### Information shown
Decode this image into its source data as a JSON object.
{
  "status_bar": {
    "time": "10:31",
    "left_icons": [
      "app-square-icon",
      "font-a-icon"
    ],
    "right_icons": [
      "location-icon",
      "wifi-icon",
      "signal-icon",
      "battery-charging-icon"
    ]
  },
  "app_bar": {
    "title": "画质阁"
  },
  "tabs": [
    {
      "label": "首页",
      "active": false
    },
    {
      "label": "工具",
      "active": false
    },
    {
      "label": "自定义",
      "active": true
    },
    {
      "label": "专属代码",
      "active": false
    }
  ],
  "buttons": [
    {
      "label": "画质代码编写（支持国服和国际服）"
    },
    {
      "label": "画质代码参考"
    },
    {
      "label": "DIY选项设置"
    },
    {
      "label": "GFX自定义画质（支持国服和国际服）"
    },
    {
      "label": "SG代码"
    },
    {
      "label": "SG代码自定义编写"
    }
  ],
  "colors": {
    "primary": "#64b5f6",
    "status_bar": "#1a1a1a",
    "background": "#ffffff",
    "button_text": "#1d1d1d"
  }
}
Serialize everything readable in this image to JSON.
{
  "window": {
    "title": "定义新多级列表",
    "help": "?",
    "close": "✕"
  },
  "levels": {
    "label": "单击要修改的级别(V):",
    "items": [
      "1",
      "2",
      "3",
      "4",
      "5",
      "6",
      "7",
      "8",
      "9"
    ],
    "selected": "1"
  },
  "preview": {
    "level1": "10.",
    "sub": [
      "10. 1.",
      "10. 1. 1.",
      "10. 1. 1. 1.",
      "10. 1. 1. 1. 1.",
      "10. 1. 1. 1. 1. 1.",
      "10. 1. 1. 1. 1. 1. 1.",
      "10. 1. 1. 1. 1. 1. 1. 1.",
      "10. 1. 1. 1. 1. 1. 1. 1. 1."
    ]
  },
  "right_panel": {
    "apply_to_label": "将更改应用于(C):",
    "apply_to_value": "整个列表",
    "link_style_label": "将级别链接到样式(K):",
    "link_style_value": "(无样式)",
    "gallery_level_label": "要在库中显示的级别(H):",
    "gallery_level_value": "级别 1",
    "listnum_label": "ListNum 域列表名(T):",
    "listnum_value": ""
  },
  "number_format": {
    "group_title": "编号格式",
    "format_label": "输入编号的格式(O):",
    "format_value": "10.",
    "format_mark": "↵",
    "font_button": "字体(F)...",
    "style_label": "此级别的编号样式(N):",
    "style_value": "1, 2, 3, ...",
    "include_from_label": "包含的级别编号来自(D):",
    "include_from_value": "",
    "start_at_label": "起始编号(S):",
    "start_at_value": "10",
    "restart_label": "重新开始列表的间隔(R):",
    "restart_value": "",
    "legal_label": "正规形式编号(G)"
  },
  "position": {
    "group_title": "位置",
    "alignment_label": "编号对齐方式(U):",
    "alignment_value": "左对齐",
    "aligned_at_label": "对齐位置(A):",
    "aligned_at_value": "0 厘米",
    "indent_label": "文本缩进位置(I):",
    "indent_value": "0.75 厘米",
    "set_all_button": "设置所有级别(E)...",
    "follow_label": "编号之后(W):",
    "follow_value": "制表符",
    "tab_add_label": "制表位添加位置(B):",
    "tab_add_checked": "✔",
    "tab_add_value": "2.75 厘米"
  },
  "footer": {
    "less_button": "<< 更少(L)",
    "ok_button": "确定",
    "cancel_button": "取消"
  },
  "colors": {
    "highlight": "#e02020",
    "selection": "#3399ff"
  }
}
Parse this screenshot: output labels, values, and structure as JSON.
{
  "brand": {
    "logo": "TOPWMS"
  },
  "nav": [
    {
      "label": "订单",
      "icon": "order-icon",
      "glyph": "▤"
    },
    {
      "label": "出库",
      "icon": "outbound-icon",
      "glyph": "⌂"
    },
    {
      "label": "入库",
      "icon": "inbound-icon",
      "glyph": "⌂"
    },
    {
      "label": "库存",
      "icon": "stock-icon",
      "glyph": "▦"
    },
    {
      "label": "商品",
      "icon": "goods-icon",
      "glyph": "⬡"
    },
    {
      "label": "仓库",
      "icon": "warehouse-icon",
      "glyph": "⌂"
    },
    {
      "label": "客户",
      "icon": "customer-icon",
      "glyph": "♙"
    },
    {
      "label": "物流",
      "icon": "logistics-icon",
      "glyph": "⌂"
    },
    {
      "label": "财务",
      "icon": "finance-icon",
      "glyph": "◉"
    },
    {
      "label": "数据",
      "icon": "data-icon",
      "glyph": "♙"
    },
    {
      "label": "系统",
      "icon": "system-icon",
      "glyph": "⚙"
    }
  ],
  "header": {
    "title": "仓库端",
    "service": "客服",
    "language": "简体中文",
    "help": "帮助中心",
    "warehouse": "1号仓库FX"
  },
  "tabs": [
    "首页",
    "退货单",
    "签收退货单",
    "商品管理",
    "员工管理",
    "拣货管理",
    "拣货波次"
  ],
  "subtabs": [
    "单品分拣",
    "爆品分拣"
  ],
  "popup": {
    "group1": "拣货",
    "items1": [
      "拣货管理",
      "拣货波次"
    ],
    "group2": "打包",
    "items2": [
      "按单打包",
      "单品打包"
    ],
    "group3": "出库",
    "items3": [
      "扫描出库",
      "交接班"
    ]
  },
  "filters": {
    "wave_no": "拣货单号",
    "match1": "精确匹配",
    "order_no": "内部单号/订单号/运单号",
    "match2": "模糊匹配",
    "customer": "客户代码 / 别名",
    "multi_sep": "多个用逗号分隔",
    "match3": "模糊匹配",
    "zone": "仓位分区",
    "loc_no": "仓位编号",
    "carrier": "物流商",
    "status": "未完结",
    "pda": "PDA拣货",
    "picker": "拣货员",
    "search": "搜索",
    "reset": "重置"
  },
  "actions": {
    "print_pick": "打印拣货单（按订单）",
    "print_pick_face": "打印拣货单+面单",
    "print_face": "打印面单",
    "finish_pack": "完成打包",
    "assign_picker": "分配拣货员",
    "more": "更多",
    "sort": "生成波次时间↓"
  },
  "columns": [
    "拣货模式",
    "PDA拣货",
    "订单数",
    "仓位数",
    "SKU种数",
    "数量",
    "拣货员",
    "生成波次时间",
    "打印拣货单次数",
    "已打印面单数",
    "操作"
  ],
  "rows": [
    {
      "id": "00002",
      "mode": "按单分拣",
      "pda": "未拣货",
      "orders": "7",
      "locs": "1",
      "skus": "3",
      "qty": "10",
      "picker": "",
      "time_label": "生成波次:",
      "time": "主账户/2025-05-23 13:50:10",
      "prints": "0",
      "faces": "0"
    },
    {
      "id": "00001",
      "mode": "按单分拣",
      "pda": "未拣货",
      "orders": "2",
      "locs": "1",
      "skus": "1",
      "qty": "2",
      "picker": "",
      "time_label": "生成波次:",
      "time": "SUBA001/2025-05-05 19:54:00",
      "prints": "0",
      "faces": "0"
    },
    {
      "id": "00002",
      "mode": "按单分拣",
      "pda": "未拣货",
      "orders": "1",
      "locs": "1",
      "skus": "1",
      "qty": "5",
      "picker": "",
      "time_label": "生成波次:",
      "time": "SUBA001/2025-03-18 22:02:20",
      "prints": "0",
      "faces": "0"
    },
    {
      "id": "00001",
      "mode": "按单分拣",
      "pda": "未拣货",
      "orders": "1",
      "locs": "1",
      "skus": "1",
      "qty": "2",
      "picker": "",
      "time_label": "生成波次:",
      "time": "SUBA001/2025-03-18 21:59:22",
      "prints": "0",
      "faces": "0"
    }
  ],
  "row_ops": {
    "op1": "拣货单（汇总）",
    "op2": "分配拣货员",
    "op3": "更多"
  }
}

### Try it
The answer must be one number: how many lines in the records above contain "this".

### Answer section
3